**TASK STATEMENT**
Using "icon" as the search string, find the matching lines below and copy them.

**Extracted data entries**
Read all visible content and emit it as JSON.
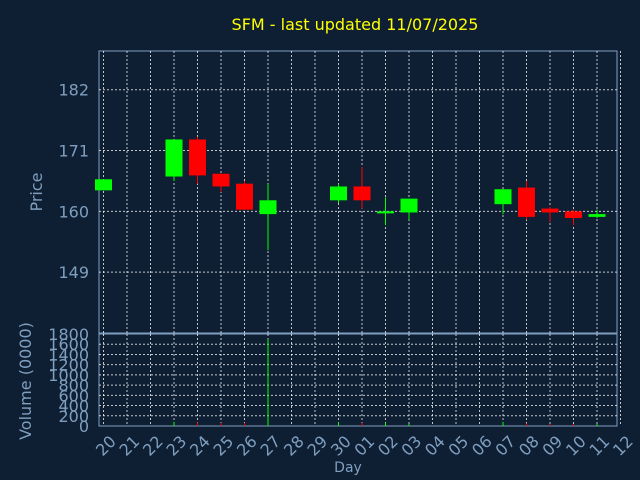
{
  "chart_data": {
    "type": "candlestick",
    "title": "SFM - last updated 11/07/2025",
    "xlabel": "Day",
    "ylabel": "Price",
    "volume_label": "Volume (0000)",
    "price_ticks": [
      149,
      160,
      171,
      182
    ],
    "price_range": [
      138,
      189
    ],
    "volume_ticks": [
      0,
      200,
      400,
      600,
      800,
      1000,
      1200,
      1400,
      1600,
      1800
    ],
    "volume_range": [
      0,
      1800
    ],
    "x_ticks": [
      "20",
      "21",
      "22",
      "23",
      "24",
      "25",
      "26",
      "27",
      "28",
      "29",
      "30",
      "01",
      "02",
      "03",
      "04",
      "05",
      "06",
      "07",
      "08",
      "09",
      "10",
      "11",
      "12"
    ],
    "grid": true,
    "colors": {
      "up": "#00ff00",
      "down": "#ff0000",
      "text": "#7f9fbf",
      "title": "#ffff00",
      "background": "#0f1f33",
      "plot": "#0f1f33",
      "grid": "#ffffff"
    },
    "candles": [
      {
        "day": "20",
        "open": 163.8,
        "high": 165.8,
        "low": 163.8,
        "close": 165.8,
        "volume": 0
      },
      {
        "day": "23",
        "open": 166.3,
        "high": 173.0,
        "low": 165.5,
        "close": 173.0,
        "volume": 80
      },
      {
        "day": "24",
        "open": 173.0,
        "high": 173.5,
        "low": 165.0,
        "close": 166.5,
        "volume": 70
      },
      {
        "day": "25",
        "open": 166.8,
        "high": 166.8,
        "low": 163.5,
        "close": 164.5,
        "volume": 60
      },
      {
        "day": "26",
        "open": 165.0,
        "high": 165.5,
        "low": 160.3,
        "close": 160.3,
        "volume": 60
      },
      {
        "day": "27",
        "open": 159.5,
        "high": 165.0,
        "low": 153.0,
        "close": 162.0,
        "volume": 1700
      },
      {
        "day": "30",
        "open": 162.0,
        "high": 165.0,
        "low": 161.5,
        "close": 164.5,
        "volume": 70
      },
      {
        "day": "01",
        "open": 164.5,
        "high": 168.0,
        "low": 160.5,
        "close": 162.0,
        "volume": 60
      },
      {
        "day": "02",
        "open": 160.0,
        "high": 162.5,
        "low": 157.5,
        "close": 160.0,
        "volume": 60
      },
      {
        "day": "03",
        "open": 159.8,
        "high": 162.3,
        "low": 158.5,
        "close": 162.3,
        "volume": 40
      },
      {
        "day": "07",
        "open": 161.3,
        "high": 164.0,
        "low": 159.5,
        "close": 164.0,
        "volume": 80
      },
      {
        "day": "08",
        "open": 164.3,
        "high": 165.5,
        "low": 158.5,
        "close": 159.0,
        "volume": 50
      },
      {
        "day": "09",
        "open": 160.5,
        "high": 160.8,
        "low": 158.0,
        "close": 159.8,
        "volume": 40
      },
      {
        "day": "10",
        "open": 160.0,
        "high": 160.3,
        "low": 157.5,
        "close": 158.8,
        "volume": 40
      },
      {
        "day": "11",
        "open": 159.0,
        "high": 160.3,
        "low": 158.8,
        "close": 159.5,
        "volume": 40
      }
    ]
  }
}
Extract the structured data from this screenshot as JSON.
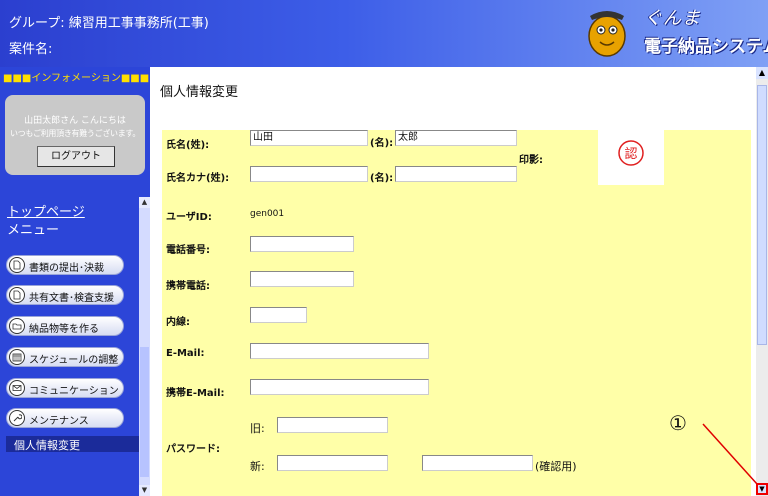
{
  "header": {
    "group": "グループ: 練習用工事事務所(工事)",
    "case_name": "案件名:",
    "logo_line1": "ぐんま",
    "logo_line2": "電子納品システム"
  },
  "sidebar": {
    "info_bar": "■■■インフォメーション■■■",
    "greeting": "山田太郎さん こんにちは",
    "thanks": "いつもご利用頂き有難うございます。",
    "logout": "ログアウト",
    "top_page": "トップページ",
    "menu_heading": "メニュー",
    "menu": [
      {
        "label": "書類の提出･決裁",
        "icon": "document-icon"
      },
      {
        "label": "共有文書･検査支援",
        "icon": "document-icon"
      },
      {
        "label": "納品物等を作る",
        "icon": "folder-icon"
      },
      {
        "label": "スケジュールの調整",
        "icon": "calendar-icon"
      },
      {
        "label": "コミュニケーション",
        "icon": "mail-icon"
      },
      {
        "label": "メンテナンス",
        "icon": "wrench-icon"
      }
    ],
    "active_item": "個人情報変更"
  },
  "main": {
    "title": "個人情報変更",
    "form": {
      "last_name_label": "氏名(姓):",
      "last_name_value": "山田",
      "first_name_label": "(名):",
      "first_name_value": "太郎",
      "kana_last_label": "氏名カナ(姓):",
      "kana_last_value": "",
      "kana_first_label": "(名):",
      "kana_first_value": "",
      "seal_label": "印影:",
      "seal_char": "認",
      "user_id_label": "ユーザID:",
      "user_id_value": "gen001",
      "phone_label": "電話番号:",
      "mobile_label": "携帯電話:",
      "ext_label": "内線:",
      "email_label": "E-Mail:",
      "mobile_email_label": "携帯E-Mail:",
      "password_label": "パスワード:",
      "old_label": "旧:",
      "new_label": "新:",
      "confirm_label": "(確認用)"
    }
  },
  "annotation": {
    "number": "①",
    "color": "#e00000"
  }
}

**SOLUTION TO THE EXERCISE**
        "icon": "document-icon"
        "icon": "document-icon"
        "icon": "folder-icon"
        "icon": "calendar-icon"
        "icon": "mail-icon"
        "icon": "wrench-icon"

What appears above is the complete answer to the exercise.